Summer Schuler, a 16-year-old with the sunny optimism of youth, wrapped her arms around her crying mother Tuesday and assured her that things were not as bad as they seemed.
Big chunks of the new roof of their three-bedroom pastel-blue wood home lay in tatters around them -- shredded, scattered and soaked by Hurricane Dennis when it crashed through this barrier-island community on Sunday.
Plastic piping, a toppled basketball goal, stray china and wood planks with jutting nails littered the yard and carport. Large chunks of the family's new wooden fence had collapsed, and two feet of brackish water had inundated the ground floor of the two-story home.
"Mom, we are so lucky," said Summer, noting that the storm had been even less kind to some neighbors. "It's okay -- we are very lucky."
Vicki Schuler, 51, her voice breaking with her first glimpses of the damage, whispered, "I'm just tired of it."
So many residents in Florida's Panhandle were tired of it Tuesday. Hurricane Ivan had stomped through the region in September, and many homes and businesses here were still wearing blue tarpaulins over their scars from that storm when Dennis roared ashore at 120 mph.
Tired of the destruction. Tired of the power outages. Tired of the lines for food and gas and water and ice.
As residents streamed home to check out the damage, they endured hot, humid weather and fraying patience. They found downed power lines, sand-clogged roads, and houses that looked as if they had been flayed with a giant hatchet. Most businesses remained closed Tuesday, and 170,000 homes in the Florida Panhandle remained without power, down from 225,000 on Monday night, utility companies said.
Dennis marked the continuation of an ordeal for the Schulers. Ivan punched a hole in the family's roof and also poured six feet of water and muck into a portion of the house that serves as an apartment for Vicki Schuler's 74-year-old mother-in-law, Ann.
Schuler, a high school math teacher, and husband Charlie, 52, an administrator at Pensacola Junior College, spent 10 months and $60,000 trying to get things back to normal after Ivan. They still had a couple months of work ahead when Dennis hit.
"We were doing it on our own because most of this wasn't covered" by insurance, Schuler said. "My husband would come home every day and start hammering and nailing. We didn't think that we could afford a contractor. Everything you do, you sweat to death. We learned how to bathe in rivers. And now we have to do it all over again."

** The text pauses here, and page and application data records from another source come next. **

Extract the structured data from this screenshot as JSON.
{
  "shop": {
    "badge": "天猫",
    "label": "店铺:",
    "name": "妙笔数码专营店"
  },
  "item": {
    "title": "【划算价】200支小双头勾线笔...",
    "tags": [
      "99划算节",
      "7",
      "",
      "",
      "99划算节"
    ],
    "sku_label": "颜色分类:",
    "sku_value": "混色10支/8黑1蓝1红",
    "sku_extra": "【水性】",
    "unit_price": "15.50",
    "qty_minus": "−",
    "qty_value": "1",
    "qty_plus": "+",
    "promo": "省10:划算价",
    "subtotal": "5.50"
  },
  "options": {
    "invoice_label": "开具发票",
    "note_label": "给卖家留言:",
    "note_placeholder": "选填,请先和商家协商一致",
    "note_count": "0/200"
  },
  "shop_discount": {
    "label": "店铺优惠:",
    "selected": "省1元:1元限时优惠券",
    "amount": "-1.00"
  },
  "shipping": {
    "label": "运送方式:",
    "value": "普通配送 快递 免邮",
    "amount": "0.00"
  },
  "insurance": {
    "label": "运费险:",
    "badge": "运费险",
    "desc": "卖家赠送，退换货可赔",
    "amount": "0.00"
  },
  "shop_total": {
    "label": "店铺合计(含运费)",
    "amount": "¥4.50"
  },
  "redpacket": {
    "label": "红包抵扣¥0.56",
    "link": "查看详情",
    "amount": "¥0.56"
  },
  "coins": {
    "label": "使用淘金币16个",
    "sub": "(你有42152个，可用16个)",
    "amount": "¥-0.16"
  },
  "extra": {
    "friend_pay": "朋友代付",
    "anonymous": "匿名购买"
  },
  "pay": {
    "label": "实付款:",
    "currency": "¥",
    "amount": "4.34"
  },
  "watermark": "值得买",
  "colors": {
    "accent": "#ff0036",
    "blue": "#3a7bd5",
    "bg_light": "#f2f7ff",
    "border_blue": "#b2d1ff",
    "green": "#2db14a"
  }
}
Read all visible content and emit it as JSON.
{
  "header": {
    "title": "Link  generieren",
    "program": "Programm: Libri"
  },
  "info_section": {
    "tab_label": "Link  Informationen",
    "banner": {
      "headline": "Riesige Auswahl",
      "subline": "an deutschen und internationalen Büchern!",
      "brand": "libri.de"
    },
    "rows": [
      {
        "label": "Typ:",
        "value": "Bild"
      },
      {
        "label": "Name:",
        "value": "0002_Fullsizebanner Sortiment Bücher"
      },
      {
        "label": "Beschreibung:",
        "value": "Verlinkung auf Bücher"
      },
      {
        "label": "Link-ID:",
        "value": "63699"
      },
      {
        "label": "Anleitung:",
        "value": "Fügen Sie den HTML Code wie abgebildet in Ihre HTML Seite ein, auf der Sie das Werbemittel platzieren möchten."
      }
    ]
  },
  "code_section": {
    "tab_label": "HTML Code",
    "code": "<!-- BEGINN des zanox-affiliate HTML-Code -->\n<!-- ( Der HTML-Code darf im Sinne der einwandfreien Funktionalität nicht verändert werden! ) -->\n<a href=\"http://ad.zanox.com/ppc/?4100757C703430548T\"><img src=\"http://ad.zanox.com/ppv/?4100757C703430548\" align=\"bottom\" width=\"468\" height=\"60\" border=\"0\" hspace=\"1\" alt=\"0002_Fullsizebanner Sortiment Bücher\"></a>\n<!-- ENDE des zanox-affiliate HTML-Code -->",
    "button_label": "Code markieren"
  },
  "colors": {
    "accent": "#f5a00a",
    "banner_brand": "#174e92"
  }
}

The Schulers will move back into a small house they own in Navarre, the one they stayed in for three months after Ivan struck, working on repairs. They again will endure a three-hour round-trip commute to school and work, and they will spend countless hours dealing with insurance adjusters and bureaucrats in federal and state agencies.
"We won't be [living] back in here for months," Charlie Schuler said as he surveyed the new damage.
Schuler and a friend, Lonnie Rich, began collecting loose shingles and other debris from around the eight-foot hole in the roof. They planned to cover it with a tarpaulin.
Meanwhile, Schuler's wife and two daughters emptied spoiling food from the now-warm refrigerator and gathered clothes from bedrooms whose ceilings sagged with the weight of water that had seeped in. Savannah, 13, said that she could see sky through a hole in her bedroom closet.
"All my bluejeans have insulation on them," said Savannah, an eighth-grader at Gulf Breeze Middle School. "I'm going to itch forever."
Vicki Schuler said the most powerful tool for rebuilding a hurricane-damaged house is the telephone. On Monday, a day before she saw her house, Schuler started dialing the Federal Emergency Management Agency about financial assistance and insurance companies for the claims that her family would inevitably file.
A part of her would like to sell the house, which the family has owned since 1987, she said. In a strange paradox, recent hurricanes have driven up the price of beach real estate, as wealthy buyers compete to snap up land from storm-weary long-term residents and replace the old homes with newer, stronger structures that locals dub "hurricane mansions," Schuler said.
But Charlie Schuler said he won't sell. Standing on his roof Tuesday, he said he could not leave the house and community he loves.
"It's frustrating," he said. "It's just so unusual to have these storms in such a brief span of time. It is going to take a lot of work and a lot of patience, but I'm a third-generation Floridian, and we've been doing this for hundreds of years.
"I've been all over the world and I wouldn't want to live anywhere else. It's beautiful here -- unless a hurricane blows through."